Most people have experienced pain at some time in their life and hearing our friends and acquaintances tell us he or she has pain and doesn't complain and is able to function just fine. Indeed science says that's true. It turns out there are genetic differences in how people interpret pain. Some people actually do feel pain at a greater level than others do. The difference has to do with a number of interacting factors according to researchers.
Pain is an unpleasant and uncomfortable feeling that is conveyed to the brain by sensory neurons. The discomfort signals actual or potential injury to the body. However, pain is more than a sensation, or the physical awareness of pain; it also includes perception, the subjective interpretation of the discomfort. Perception gives information on the pain's location, intensity, and something about its nature. The various conscious and unconscious responses to both sensation and perception, including the emotional response, add further definition to the overall concept of pain. Pain arises from any number of situations. Injury is a major cause, but pain may also arise from an illness. It may accompany a psychological condition, such as depression, or may even occur in the absence of a recognizable trigger.

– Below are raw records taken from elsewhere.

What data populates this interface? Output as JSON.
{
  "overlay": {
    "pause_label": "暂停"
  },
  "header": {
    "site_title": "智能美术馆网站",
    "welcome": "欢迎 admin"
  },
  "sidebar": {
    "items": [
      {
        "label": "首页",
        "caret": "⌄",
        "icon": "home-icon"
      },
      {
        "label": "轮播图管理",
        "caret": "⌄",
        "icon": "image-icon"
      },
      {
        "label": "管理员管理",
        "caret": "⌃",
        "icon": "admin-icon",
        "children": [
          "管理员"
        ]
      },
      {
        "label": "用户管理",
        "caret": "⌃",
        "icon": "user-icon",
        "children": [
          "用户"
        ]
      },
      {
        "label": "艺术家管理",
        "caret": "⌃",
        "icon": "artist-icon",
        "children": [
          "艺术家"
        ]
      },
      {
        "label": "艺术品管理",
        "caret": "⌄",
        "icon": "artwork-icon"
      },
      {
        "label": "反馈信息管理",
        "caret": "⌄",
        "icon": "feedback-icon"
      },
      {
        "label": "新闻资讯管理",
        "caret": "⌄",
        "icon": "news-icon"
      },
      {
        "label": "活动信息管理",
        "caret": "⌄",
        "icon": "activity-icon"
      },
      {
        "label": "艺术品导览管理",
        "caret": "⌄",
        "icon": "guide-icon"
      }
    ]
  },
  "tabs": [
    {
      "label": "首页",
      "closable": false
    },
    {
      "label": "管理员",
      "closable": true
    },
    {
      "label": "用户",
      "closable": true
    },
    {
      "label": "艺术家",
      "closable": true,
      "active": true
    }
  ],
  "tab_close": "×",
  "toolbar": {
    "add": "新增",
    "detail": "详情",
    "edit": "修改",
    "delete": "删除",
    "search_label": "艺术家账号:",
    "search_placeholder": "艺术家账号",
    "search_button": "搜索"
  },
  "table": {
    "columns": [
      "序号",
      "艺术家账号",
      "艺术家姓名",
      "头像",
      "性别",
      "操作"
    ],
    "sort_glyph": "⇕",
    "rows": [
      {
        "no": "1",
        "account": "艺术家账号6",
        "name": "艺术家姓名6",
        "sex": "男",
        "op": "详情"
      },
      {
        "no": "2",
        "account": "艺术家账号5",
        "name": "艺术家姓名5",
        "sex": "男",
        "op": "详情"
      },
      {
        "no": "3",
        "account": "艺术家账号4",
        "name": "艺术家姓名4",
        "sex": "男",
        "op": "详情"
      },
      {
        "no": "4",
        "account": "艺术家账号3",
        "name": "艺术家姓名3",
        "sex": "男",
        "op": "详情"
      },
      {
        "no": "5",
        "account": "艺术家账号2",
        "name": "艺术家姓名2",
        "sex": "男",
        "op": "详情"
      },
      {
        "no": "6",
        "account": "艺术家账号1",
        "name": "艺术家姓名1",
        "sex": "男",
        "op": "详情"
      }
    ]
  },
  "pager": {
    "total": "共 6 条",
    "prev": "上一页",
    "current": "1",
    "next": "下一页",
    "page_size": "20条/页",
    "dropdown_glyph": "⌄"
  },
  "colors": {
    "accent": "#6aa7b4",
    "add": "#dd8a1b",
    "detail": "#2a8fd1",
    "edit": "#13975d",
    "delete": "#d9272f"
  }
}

Pain is the most common symptom of injury and disease, and descriptions can range in intensity from a mere ache to unbearable agony. Nociceptors have the ability to convey information to the brain that indicates the location, nature, and intensity of the pain. For example, stepping on a nail sends an information-packed message to the brain: the foot has experienced a puncture wound that hurts a lot. Pain perception also varies depending on the location of the pain. The kinds of stimuli that cause a pain response on the skin include pricking, cutting, crushing, burning, and freezing. These same stimuli would not generate much of a response in the intestine. Intestinal pain arises from stimuli such as swelling, inflammation, and distension.
Pain in younger patients also requires special attention, particularly because young children are not always able to describe the degree of pain they are experiencing. Although treating pain in pediatric patients poses a special challenge to physicians and parents alike, pediatric patients should never be undertreated. Recently, special tools for measuring pain in children have been developed that, when combined with cues used by parents, help physicians select the most effective treatments.
In epidemiologic studies, women are more likely than men to report acute and chronic pain and use pain-relieving medication significantly more often even when equating the sexes on pain frequency and severity . In fact women are more likel...